My Democrat friends ridiculed - rightly so - the crazies on the right who bandied about tales of how M/M Clinton were murdering associates left and right.
Now these same friends have become the crazies. They simply are on the other side of the aisle, and bless them: they cannot see that they have morphed into that which they once mocked.
Andrew Ferguson nails this one.
A political activist rang me up and told me I had to see the new documentary about the president.
``It's chilling,'' he said. ``It shows what a slimeball this guy is.''
So I saw the movie, and it was -- how to put this? -- a crock. Watching it I thought: Whoever produced this slanderous mess deserves to be run out of polite society.
That was 10 years ago, and the documentary was a slapdash confection of lies and innuendo called ``The Clinton Chronicles.''
It accused Bill Clinton -- slyly and indirectly -- of drug- running and worse. There was no evidence but lots of insinuation, a series of meaningless coincidences presented in breathless tones so the weak-minded might connect dots that weren't there.
Now the U.S. is being treated to the same kind of exercise, on a much grander scale, with Michael Moore's scabrous ``Fahrenheit 9/11.'' And once again weak-minded ideologues are lapping it up like hungry pups.
But there's one crucial difference:

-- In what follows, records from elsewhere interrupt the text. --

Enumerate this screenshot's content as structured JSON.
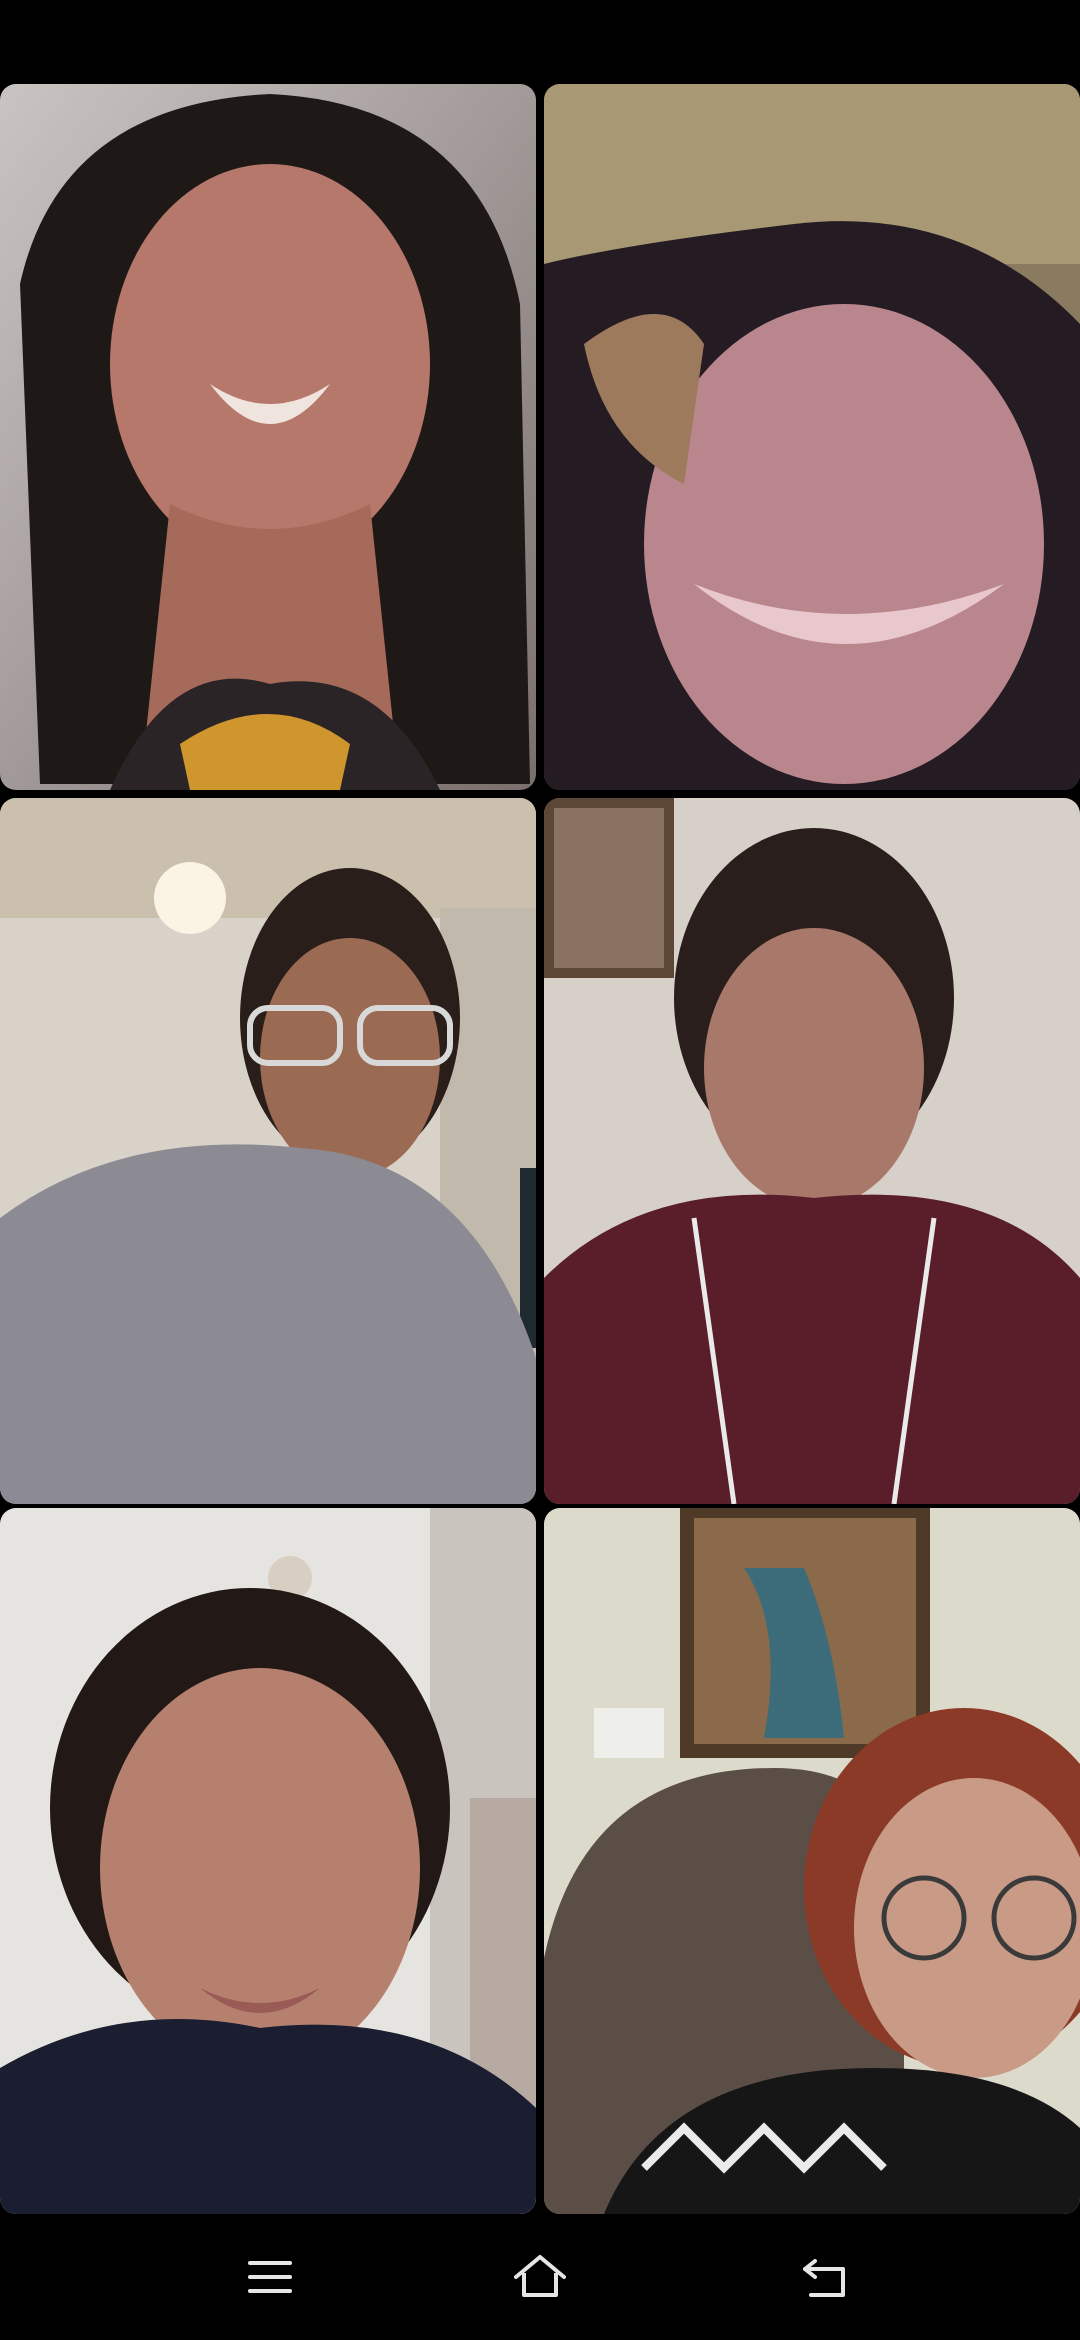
{
  "call": {
    "participants": [
      {
        "tile": 1,
        "label": ""
      },
      {
        "tile": 2,
        "label": ""
      },
      {
        "tile": 3,
        "label": ""
      },
      {
        "tile": 4,
        "label": ""
      },
      {
        "tile": 5,
        "label": ""
      },
      {
        "tile": 6,
        "label": ""
      }
    ]
  },
  "navigation": {
    "icons": [
      "menu-icon",
      "home-icon",
      "back-icon"
    ]
  },
  "colors": {
    "background": "#000000",
    "nav_icon": "#e6e6e6"
  }
}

Polite society, especially the mainstream press, recognized the producers of ``The Clinton Chronicles,'' a California-based group called Citizens for Honest Government, as the fools they were. After hawking the film on his TV show, the televangelist Jerry Falwell never quite recovered what little reputation he had once enjoyed. Years later, he was still apologizing in TV appearances for associating himself with the movie.
Now, however, the paranoid strain has so thoroughly saturated U.S. politics that Moore's cinematic slander can be feted and extolled -- not only by mainstream movie reviewers but, more ominously, by the same Democratic Party establishment that Moore accuses of colluding with President George W. Bush.
At the Washington premiere of ``Fahrenheit 9/11'' last week, Moore was conspicuously greeted for the cameras by Terry McAuliffe, chairman of the Democratic National Committee.
``There might be half the Democratic Senate here,'' Senator Bob Graham of Florida told the New York Times.